If you think that you have an issue with your A/C system but you are not sure which component is causing the malfunction it is a good idea to hook your compressor up to a pressure gauge.
An A/C System that is working properly should have 150 PSI on the high side and 30 PSI on the low side.
Obviously the main issue that people deal with when they have a broken A/C system is that the air coming out the vents is not cold enough. Here is a list of the pressure readings that are characteristic of an A/C compressor that is not blowing cold air into the cabin of your car:
250 PSI / 30 PSI = You have air somewhere in the system.
250 PSI / 50 PSI = The system is overcharged and the condenser is not cooling. Condenser may be blocked.
225 PSI / 80 PSI = It is likely that the expansion valve is opened too wide (not the case if your A/C system has an orifice tube) Also, you could have too much refrigerant in the system.
200 PSI / 70 PSI = There is a blockage somewhere in your system either before or at the expansion device.
160 PSI / 10 PSI = It is possible that the evaporator is frosted, the low pressure piping is faulty, or the expansion valve might be clogged. Check the evaporator, piping, and expansion valve to locate the source of the issue.
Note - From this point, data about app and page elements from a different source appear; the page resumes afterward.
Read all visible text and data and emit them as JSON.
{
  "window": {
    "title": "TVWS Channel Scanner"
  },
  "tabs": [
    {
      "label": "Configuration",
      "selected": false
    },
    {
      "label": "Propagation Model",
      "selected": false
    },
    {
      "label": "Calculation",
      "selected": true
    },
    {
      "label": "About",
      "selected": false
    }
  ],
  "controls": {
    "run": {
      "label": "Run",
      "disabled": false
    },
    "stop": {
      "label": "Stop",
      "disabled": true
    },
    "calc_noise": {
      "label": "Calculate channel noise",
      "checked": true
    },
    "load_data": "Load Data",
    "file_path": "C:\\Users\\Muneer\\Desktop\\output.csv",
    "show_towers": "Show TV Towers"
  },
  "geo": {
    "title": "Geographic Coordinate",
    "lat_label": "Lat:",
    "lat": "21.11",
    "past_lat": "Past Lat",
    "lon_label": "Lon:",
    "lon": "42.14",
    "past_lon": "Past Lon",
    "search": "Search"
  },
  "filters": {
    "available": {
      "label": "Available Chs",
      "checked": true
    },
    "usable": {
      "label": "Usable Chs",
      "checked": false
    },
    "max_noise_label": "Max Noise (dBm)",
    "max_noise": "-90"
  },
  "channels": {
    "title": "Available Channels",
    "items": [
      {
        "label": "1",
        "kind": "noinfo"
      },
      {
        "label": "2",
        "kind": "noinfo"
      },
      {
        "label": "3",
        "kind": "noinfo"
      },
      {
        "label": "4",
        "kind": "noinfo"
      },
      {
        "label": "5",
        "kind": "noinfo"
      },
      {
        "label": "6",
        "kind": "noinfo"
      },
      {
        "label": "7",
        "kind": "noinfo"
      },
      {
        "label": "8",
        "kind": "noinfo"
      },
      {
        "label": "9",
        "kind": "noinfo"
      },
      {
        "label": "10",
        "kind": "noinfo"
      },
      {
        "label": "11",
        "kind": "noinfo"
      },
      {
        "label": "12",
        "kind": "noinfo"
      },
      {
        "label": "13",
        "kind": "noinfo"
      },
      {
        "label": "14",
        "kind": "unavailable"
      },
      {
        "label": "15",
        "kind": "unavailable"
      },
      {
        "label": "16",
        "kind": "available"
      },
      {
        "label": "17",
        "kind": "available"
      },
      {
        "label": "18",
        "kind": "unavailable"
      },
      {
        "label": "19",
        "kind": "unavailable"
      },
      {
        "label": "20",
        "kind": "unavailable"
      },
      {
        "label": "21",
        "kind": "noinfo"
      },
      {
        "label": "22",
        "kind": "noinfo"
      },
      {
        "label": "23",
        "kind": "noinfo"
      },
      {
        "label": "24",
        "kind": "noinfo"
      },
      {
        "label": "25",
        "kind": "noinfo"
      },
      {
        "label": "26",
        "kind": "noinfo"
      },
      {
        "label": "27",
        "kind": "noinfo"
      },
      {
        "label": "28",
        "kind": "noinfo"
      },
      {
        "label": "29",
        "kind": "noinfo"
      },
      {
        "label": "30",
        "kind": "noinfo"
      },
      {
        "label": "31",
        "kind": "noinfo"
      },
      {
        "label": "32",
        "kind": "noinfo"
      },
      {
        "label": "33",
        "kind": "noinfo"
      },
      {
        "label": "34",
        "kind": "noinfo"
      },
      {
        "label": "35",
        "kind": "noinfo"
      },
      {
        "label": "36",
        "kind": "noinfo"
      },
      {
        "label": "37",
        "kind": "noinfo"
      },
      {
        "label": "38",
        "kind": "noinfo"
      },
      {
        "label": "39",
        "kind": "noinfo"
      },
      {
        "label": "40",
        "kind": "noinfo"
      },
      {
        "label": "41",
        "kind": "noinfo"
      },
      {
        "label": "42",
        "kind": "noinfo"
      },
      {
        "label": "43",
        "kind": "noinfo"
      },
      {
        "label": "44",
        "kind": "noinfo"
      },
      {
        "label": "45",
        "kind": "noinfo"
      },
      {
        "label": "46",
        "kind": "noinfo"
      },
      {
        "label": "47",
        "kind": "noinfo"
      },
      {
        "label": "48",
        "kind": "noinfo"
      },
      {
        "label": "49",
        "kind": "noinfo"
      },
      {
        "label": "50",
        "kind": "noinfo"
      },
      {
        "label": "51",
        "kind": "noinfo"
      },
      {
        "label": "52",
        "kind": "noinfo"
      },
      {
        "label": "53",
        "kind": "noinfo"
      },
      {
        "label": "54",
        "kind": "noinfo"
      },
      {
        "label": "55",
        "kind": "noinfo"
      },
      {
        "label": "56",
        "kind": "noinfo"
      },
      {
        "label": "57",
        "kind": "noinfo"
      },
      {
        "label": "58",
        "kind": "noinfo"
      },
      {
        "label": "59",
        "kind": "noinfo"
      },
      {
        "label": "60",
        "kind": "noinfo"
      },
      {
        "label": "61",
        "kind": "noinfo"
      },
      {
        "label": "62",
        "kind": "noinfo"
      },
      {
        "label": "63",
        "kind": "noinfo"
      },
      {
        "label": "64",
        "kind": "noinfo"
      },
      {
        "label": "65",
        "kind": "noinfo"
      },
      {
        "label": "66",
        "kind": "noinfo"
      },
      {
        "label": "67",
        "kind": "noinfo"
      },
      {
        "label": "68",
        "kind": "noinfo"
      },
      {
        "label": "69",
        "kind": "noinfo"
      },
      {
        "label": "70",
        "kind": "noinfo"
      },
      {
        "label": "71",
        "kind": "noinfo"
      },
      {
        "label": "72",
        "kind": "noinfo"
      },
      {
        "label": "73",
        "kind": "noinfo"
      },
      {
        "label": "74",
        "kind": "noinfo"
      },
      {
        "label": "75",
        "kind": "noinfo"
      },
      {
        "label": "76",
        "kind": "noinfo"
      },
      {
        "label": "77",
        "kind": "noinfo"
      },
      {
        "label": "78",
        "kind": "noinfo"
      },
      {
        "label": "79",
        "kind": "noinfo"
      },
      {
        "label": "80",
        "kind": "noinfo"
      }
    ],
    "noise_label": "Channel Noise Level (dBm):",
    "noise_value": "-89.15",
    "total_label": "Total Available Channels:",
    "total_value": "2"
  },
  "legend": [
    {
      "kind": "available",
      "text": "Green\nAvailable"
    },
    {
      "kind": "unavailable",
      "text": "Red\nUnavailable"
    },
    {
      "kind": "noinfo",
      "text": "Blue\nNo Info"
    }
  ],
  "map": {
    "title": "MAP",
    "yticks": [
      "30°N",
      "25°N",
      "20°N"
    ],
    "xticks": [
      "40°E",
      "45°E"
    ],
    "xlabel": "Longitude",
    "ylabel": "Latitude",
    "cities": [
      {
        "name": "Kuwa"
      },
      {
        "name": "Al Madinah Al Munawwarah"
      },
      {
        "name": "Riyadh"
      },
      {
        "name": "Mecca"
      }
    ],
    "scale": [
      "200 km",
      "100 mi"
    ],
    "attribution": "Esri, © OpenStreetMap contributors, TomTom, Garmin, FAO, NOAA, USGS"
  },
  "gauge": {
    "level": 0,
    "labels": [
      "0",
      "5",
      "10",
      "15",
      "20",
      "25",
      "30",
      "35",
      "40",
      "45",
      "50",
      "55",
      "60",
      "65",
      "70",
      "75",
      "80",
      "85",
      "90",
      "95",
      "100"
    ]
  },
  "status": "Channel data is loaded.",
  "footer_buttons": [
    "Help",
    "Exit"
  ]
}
150 PSI / 30 PSI = There is water in the system.
150 PSI / >10 PSI = Your expansion valve might be stuck open, or there could be a leak somewhere you in your system.
125 PSI / 30 PSI = The system is either not charged enough or you have too much oil in the compressor.
100 PSI /100 PSI = The compressor is not engaging because there is no power coming to it or you have a burnt coil.
50 PSI / 50 PSI = The clutch is not engaging.
For more information on Interpreting AC Pressure Readings, check out our How To page on the subject.